> [WORK REQUIRED]
Filter the entries down to the lines holding "What", then copy those lines.

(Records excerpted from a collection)
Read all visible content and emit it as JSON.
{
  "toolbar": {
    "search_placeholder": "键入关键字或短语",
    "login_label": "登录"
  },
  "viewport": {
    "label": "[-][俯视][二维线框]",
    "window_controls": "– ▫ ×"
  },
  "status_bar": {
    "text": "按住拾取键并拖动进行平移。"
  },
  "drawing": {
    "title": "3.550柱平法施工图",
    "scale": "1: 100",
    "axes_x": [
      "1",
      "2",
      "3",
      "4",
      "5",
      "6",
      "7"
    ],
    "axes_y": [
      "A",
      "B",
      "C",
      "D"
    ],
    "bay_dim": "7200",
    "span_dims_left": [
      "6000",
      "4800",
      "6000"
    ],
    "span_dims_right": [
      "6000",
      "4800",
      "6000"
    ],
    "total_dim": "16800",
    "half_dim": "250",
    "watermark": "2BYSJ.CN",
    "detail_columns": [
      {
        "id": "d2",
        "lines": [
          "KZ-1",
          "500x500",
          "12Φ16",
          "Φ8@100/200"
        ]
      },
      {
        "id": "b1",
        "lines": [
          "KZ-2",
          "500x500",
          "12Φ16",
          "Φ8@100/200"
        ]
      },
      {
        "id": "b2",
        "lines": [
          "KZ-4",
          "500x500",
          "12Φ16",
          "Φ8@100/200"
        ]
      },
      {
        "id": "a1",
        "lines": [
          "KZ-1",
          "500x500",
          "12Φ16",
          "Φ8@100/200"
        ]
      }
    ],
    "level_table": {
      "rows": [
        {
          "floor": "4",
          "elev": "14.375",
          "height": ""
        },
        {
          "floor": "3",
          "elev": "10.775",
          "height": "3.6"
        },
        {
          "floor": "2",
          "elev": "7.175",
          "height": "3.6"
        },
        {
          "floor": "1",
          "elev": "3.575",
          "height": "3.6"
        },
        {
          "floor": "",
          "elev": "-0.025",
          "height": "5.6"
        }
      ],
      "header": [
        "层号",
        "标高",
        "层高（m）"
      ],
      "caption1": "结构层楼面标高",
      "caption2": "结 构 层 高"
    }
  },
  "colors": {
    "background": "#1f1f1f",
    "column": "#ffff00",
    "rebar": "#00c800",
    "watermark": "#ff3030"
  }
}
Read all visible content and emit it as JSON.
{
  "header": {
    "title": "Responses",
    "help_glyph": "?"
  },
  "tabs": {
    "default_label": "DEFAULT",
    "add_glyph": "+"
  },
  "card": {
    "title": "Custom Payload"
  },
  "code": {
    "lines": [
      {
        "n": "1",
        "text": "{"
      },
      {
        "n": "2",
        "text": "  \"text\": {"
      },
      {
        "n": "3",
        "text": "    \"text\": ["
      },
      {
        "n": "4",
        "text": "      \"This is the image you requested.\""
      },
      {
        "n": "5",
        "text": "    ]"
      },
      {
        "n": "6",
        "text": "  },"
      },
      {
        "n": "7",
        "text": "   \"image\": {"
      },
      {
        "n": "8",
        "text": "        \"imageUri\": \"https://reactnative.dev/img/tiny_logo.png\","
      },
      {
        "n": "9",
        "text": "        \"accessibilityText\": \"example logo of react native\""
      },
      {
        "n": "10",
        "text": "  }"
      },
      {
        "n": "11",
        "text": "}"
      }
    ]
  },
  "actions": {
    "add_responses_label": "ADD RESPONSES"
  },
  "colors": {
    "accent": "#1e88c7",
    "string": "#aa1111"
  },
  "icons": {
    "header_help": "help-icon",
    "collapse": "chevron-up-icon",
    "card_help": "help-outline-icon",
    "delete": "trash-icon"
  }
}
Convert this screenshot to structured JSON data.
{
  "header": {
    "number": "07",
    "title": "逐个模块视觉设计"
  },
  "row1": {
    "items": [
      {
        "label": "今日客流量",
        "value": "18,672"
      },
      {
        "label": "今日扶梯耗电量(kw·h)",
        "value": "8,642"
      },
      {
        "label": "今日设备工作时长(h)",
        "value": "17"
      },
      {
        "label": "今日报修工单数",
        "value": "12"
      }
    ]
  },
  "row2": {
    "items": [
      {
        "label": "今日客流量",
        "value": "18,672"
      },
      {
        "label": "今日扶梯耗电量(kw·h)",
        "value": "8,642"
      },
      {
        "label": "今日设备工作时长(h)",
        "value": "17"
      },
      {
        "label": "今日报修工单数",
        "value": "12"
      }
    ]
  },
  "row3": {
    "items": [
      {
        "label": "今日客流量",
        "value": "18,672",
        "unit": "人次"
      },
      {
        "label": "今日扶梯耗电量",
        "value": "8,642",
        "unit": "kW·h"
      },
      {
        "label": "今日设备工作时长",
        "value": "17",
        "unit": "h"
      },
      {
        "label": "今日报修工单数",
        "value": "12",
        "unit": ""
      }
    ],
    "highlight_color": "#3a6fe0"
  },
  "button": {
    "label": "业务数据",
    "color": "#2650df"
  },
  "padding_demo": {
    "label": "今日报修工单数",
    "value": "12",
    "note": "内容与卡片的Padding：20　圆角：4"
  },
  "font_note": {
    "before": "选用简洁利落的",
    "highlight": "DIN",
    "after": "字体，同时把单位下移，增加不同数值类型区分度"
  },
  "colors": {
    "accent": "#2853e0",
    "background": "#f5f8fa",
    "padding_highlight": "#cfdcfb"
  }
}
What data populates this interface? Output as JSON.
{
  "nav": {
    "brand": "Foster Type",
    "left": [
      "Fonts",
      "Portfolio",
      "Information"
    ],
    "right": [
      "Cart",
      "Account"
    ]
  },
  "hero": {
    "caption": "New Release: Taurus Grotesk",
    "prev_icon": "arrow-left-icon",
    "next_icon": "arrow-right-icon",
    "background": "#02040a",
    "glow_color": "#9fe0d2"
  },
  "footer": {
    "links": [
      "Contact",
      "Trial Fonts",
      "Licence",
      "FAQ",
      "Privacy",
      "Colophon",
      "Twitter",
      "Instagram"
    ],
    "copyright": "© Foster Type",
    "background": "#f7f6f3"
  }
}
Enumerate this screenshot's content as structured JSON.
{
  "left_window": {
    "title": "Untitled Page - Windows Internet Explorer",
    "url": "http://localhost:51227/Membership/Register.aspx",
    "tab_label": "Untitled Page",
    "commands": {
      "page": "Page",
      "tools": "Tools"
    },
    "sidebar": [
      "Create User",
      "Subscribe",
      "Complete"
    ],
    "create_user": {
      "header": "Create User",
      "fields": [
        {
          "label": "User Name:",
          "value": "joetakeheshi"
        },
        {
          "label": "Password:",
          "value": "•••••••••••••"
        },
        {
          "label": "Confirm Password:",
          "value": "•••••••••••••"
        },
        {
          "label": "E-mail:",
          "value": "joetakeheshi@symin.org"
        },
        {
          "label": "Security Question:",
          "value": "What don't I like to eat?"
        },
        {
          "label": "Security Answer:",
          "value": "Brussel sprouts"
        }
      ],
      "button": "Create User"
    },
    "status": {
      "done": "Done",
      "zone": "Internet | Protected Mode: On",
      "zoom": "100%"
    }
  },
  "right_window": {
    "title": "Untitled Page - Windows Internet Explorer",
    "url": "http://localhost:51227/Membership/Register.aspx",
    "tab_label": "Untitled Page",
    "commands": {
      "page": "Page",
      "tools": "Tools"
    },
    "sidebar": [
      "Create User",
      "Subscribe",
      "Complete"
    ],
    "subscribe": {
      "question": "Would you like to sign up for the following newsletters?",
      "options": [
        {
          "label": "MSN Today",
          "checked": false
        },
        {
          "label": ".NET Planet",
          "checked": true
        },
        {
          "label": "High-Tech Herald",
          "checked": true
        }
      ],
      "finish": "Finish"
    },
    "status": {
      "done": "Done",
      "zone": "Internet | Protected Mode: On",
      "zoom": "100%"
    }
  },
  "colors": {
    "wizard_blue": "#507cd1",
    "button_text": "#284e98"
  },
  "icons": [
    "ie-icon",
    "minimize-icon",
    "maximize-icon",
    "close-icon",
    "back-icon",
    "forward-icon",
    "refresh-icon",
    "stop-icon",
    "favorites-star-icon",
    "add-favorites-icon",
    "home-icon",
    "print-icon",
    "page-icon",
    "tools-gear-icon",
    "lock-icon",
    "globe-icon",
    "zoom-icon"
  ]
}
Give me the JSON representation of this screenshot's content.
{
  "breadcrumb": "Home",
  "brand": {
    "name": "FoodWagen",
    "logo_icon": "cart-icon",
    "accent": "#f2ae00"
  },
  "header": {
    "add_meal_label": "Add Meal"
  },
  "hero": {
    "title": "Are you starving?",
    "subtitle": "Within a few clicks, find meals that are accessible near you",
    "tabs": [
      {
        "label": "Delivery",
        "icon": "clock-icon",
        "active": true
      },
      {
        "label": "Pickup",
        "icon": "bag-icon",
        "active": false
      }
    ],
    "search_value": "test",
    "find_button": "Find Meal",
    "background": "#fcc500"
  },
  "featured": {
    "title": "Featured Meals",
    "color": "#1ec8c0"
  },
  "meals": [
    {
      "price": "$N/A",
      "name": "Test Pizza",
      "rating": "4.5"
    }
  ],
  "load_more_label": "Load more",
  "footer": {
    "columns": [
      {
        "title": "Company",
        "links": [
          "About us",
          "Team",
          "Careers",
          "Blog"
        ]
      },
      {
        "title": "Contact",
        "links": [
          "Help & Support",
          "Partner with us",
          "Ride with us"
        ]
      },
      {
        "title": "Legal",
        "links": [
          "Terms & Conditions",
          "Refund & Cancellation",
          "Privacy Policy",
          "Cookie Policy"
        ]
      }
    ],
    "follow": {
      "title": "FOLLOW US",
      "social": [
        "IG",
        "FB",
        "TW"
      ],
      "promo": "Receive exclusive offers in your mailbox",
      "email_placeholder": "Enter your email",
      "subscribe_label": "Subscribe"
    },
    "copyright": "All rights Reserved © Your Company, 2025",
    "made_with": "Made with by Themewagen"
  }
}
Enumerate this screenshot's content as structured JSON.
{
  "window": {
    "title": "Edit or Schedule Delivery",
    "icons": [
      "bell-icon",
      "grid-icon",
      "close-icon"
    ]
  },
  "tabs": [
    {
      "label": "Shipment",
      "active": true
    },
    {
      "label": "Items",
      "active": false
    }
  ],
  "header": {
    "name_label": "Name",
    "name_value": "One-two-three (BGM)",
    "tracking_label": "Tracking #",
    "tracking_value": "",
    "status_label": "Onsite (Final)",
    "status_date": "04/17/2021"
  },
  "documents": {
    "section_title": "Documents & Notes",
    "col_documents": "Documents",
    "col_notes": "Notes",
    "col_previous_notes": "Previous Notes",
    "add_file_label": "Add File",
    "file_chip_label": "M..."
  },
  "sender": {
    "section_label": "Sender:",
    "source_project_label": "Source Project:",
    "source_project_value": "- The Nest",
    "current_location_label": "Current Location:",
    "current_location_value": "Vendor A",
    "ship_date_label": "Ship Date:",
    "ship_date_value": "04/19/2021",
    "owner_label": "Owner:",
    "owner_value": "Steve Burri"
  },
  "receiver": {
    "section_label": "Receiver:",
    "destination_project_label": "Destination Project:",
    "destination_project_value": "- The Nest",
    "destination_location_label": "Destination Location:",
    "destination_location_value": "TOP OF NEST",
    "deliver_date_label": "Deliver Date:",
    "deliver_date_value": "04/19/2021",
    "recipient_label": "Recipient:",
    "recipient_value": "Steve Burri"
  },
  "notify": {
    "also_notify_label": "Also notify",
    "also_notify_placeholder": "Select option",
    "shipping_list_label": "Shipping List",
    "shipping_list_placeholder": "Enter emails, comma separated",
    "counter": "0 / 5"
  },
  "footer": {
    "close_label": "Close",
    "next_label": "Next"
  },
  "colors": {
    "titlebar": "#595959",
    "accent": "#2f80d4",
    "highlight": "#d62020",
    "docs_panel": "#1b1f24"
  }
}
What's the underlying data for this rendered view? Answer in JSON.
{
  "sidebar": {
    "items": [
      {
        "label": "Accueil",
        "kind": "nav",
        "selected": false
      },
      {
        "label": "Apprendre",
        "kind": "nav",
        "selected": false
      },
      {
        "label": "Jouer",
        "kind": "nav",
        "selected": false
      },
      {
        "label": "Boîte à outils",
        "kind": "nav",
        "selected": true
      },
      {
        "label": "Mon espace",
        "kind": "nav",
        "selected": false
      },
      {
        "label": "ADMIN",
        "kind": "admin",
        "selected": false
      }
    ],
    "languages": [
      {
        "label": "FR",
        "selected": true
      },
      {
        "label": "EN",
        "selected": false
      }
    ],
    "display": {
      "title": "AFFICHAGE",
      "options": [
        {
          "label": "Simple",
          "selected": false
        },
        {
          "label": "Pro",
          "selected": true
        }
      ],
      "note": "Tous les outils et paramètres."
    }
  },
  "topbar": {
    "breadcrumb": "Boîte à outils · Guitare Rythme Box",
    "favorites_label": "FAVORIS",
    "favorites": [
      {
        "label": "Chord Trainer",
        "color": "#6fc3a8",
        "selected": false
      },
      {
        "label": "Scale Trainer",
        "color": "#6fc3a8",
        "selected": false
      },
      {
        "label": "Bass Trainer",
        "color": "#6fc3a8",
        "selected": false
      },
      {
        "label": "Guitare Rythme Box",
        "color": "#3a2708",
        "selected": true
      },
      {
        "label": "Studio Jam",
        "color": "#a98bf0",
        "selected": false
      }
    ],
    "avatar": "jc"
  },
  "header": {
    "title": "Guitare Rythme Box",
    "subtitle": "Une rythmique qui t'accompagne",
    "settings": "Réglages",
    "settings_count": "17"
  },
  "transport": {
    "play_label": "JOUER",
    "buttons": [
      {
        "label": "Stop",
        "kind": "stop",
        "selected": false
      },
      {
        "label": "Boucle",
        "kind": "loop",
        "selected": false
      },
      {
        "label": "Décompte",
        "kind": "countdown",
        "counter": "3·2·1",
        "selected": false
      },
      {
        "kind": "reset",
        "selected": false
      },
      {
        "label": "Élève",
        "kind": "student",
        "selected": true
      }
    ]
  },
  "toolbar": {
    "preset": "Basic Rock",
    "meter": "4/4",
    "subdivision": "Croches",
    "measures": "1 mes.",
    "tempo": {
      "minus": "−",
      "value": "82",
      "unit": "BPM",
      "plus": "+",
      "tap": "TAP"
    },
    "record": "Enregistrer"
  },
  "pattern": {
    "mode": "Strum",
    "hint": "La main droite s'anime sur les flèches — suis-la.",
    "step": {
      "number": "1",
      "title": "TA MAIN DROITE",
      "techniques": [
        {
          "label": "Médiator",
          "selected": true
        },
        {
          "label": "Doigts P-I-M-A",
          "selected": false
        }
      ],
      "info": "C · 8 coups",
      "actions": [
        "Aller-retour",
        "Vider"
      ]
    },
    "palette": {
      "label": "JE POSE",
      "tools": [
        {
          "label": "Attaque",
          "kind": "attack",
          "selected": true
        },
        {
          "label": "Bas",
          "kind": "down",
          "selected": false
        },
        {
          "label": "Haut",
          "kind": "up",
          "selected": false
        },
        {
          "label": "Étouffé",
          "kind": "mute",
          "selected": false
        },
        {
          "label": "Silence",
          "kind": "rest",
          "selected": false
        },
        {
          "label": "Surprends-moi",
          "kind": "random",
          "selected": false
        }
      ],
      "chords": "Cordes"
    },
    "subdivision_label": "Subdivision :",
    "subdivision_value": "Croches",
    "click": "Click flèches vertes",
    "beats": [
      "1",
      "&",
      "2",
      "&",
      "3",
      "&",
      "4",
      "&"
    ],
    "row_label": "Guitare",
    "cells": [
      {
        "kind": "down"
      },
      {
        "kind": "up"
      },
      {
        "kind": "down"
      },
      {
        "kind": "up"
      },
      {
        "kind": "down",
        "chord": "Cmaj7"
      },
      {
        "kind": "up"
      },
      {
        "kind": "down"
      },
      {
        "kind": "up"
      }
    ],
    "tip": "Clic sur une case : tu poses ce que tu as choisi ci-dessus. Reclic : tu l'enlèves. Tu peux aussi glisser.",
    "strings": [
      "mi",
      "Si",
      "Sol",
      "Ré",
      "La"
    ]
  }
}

> [REPLY]
What data populates this interface? Output as JSON.
          "value": "What don't I like to eat?"
What's the underlying data for this rendered view? Answer in JSON.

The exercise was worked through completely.